WHAT YOU HAVE TO DO: Copy, from the material below, every line in which the word "JSON" can be found.

───

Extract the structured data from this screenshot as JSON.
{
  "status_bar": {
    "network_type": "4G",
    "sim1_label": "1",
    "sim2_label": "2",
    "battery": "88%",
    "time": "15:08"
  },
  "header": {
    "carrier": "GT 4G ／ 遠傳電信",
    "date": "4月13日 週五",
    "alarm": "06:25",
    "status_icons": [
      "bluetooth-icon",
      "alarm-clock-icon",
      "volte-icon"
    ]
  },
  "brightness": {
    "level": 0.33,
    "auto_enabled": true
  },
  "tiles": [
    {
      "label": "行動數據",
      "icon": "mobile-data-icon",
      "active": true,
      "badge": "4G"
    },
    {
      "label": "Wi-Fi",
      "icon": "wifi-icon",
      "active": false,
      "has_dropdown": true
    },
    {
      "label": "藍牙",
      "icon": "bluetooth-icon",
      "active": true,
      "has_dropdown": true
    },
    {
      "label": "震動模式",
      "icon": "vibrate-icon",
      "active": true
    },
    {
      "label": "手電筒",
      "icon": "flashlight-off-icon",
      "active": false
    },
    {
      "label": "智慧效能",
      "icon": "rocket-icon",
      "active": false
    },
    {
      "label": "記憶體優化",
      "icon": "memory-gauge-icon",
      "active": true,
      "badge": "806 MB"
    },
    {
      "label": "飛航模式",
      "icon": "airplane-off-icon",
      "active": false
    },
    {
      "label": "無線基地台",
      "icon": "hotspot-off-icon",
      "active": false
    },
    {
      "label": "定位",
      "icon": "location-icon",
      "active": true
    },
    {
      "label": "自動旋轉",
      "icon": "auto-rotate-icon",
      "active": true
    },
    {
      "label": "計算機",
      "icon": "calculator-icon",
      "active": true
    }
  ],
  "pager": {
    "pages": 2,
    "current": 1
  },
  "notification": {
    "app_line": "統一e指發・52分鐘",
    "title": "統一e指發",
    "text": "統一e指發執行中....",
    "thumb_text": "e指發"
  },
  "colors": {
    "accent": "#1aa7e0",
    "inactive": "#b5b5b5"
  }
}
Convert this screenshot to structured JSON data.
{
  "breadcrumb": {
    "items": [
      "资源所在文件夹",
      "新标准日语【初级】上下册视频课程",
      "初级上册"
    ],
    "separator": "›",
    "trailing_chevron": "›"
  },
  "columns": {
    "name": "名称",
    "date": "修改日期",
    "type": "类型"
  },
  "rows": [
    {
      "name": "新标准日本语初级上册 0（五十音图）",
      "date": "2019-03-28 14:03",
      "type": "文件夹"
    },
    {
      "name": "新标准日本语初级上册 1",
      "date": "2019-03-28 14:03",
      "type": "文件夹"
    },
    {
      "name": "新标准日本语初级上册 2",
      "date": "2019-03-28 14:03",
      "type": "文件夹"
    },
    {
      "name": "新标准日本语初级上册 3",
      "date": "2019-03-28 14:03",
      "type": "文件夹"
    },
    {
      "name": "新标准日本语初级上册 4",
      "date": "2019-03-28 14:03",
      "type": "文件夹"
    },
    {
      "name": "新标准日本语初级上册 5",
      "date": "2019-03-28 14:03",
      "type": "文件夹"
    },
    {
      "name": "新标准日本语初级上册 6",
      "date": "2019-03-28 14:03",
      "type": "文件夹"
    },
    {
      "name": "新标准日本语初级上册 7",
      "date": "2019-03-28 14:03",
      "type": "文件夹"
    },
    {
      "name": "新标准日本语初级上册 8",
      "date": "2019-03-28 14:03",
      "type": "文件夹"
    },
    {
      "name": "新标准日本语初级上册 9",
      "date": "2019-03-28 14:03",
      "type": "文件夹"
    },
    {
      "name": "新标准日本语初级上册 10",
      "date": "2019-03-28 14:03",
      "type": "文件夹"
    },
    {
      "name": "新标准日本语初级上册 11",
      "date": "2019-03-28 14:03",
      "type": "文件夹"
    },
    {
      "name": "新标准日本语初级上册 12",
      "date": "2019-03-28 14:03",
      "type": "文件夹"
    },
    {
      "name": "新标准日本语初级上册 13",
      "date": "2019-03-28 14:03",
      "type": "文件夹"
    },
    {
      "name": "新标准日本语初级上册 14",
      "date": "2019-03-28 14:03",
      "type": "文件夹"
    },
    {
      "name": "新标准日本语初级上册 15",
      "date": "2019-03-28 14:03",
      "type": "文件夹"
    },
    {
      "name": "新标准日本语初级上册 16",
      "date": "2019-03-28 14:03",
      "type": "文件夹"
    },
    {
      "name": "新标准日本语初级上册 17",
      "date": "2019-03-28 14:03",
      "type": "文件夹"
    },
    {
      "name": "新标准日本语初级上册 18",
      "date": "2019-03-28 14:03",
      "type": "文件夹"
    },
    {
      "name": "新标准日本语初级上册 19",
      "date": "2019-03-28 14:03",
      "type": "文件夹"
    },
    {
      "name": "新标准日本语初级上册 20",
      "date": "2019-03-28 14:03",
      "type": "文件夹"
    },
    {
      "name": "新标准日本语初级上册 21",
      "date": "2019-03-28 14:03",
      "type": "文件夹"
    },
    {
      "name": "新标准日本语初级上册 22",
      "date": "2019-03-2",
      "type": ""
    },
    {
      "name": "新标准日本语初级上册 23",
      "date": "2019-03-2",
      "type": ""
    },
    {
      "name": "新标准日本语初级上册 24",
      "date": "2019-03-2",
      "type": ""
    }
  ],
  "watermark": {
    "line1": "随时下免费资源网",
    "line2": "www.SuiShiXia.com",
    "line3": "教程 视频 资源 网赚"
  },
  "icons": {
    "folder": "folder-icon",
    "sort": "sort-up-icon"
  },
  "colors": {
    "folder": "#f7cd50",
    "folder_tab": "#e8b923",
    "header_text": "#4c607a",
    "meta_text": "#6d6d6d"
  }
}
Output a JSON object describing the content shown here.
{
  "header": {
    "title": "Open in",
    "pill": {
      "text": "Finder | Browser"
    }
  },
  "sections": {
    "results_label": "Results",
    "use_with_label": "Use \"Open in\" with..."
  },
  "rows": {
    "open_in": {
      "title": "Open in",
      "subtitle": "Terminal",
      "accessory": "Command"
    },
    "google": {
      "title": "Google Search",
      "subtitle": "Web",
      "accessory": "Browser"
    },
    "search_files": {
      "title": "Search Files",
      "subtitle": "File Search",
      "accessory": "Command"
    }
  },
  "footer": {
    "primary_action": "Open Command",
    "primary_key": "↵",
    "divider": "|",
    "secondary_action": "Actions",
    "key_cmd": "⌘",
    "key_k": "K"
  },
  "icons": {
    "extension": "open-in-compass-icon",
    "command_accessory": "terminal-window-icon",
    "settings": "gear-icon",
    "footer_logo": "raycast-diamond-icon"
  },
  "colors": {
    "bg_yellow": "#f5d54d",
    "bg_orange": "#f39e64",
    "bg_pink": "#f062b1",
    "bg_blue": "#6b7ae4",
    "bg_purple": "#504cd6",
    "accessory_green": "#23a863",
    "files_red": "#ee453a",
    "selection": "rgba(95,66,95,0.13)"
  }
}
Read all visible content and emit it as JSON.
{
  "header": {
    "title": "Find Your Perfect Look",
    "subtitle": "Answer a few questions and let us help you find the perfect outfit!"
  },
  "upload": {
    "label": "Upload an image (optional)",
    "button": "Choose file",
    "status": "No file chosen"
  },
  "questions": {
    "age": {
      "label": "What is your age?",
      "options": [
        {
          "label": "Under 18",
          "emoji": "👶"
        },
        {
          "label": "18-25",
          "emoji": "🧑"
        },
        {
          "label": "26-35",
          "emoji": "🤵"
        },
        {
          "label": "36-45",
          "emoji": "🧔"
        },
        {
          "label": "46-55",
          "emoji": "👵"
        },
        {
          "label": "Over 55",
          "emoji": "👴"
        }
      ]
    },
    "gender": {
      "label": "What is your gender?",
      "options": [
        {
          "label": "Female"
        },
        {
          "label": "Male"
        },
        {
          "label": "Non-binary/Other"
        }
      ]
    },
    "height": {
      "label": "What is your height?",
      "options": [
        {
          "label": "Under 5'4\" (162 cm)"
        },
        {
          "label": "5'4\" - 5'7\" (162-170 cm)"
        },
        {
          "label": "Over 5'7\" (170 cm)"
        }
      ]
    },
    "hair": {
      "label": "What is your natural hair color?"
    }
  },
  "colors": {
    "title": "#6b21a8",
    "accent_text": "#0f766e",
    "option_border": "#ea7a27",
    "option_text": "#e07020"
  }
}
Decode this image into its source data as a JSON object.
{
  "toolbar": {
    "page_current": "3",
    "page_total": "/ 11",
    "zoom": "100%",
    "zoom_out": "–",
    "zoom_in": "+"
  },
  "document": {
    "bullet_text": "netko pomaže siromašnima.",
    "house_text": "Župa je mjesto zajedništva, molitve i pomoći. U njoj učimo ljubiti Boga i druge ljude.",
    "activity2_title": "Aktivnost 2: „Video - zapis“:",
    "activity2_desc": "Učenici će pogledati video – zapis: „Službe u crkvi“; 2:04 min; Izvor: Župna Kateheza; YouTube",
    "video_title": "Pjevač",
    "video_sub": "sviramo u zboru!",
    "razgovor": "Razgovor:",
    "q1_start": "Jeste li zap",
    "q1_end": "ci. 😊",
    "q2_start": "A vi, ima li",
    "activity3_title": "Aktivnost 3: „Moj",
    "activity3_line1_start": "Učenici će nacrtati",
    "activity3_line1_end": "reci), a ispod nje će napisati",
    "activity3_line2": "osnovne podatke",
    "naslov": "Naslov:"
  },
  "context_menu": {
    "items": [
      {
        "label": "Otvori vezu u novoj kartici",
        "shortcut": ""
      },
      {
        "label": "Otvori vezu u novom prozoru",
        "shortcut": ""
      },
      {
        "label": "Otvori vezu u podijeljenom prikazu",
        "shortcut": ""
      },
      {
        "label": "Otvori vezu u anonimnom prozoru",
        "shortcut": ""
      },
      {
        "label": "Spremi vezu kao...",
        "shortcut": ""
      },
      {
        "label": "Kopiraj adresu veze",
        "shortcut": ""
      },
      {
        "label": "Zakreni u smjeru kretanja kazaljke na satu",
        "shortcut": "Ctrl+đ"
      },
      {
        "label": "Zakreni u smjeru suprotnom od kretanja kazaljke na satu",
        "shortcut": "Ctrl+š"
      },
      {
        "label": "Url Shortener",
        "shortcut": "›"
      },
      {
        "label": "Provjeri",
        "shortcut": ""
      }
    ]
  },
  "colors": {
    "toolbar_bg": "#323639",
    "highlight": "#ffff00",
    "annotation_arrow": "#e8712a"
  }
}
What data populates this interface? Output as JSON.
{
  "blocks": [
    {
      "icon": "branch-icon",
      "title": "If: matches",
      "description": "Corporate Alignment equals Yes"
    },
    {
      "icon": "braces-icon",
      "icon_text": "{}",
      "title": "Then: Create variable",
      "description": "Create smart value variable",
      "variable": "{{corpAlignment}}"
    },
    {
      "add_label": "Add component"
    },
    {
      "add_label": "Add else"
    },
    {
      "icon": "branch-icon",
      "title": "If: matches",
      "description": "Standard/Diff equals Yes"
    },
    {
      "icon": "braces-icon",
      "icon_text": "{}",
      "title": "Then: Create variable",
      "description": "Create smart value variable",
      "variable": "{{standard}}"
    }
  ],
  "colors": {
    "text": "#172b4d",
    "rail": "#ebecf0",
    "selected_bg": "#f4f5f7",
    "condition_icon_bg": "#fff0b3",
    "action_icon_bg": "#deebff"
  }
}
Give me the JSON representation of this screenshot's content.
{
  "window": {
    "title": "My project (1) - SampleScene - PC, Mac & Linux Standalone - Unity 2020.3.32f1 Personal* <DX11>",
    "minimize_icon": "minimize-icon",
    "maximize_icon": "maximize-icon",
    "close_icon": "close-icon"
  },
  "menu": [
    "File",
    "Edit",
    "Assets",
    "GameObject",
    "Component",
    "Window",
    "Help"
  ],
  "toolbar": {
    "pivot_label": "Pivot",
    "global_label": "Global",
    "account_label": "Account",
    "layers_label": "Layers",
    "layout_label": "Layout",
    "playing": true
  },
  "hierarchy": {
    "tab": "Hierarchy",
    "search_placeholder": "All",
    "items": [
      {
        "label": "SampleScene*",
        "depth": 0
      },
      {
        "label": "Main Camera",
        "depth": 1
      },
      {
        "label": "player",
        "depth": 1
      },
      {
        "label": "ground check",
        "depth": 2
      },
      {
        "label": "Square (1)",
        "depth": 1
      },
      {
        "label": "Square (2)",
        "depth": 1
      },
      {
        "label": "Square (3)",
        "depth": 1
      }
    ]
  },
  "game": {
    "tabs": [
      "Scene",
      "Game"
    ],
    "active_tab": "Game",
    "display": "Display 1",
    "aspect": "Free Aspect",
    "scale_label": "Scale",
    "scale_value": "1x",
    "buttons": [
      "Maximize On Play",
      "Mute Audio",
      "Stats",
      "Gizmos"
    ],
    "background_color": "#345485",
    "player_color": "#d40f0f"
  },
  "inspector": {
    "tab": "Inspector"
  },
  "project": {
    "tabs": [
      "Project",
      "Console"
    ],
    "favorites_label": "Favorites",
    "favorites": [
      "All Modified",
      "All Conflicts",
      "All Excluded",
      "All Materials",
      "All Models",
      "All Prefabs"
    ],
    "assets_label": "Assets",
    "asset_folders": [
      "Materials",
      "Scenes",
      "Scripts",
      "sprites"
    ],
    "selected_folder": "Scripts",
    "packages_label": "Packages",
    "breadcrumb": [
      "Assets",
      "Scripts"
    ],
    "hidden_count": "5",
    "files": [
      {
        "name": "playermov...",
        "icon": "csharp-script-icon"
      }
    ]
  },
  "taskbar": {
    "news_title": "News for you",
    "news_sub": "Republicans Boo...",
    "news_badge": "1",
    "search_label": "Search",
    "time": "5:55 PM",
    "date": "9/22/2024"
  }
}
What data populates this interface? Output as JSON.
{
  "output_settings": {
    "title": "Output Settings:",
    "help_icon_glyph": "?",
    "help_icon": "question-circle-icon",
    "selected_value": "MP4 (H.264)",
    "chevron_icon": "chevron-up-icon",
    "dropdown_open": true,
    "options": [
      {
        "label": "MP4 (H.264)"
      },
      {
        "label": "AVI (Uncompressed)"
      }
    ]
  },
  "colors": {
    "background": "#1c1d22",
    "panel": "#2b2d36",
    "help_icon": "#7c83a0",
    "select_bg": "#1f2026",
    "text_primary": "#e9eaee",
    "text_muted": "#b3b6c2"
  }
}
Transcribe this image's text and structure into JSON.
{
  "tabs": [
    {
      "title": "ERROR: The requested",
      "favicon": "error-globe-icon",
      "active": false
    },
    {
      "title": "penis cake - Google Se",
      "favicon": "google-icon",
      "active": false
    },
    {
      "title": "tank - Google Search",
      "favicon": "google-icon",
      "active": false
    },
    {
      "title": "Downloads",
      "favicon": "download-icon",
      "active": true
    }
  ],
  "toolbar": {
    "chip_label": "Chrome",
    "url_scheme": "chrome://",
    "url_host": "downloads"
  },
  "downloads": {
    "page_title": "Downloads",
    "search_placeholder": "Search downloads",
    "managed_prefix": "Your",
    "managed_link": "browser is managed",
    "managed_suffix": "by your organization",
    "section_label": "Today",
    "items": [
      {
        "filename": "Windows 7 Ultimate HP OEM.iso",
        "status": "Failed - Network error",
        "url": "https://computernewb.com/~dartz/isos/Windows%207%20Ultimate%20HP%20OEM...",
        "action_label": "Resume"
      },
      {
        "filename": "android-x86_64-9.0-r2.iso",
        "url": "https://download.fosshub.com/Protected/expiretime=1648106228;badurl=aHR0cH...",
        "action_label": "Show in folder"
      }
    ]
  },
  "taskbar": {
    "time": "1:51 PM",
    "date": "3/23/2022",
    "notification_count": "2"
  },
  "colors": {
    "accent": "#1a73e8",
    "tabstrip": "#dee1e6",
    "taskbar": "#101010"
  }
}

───

OUTPUT:
Extract the structured data from this screenshot as JSON.
Convert this screenshot to structured JSON data.
Output a JSON object describing the content shown here.
Read all visible content and emit it as JSON.
Decode this image into its source data as a JSON object.
What data populates this interface? Output as JSON.
Give me the JSON representation of this screenshot's content.
What data populates this interface? Output as JSON.
Transcribe this image's text and structure into JSON.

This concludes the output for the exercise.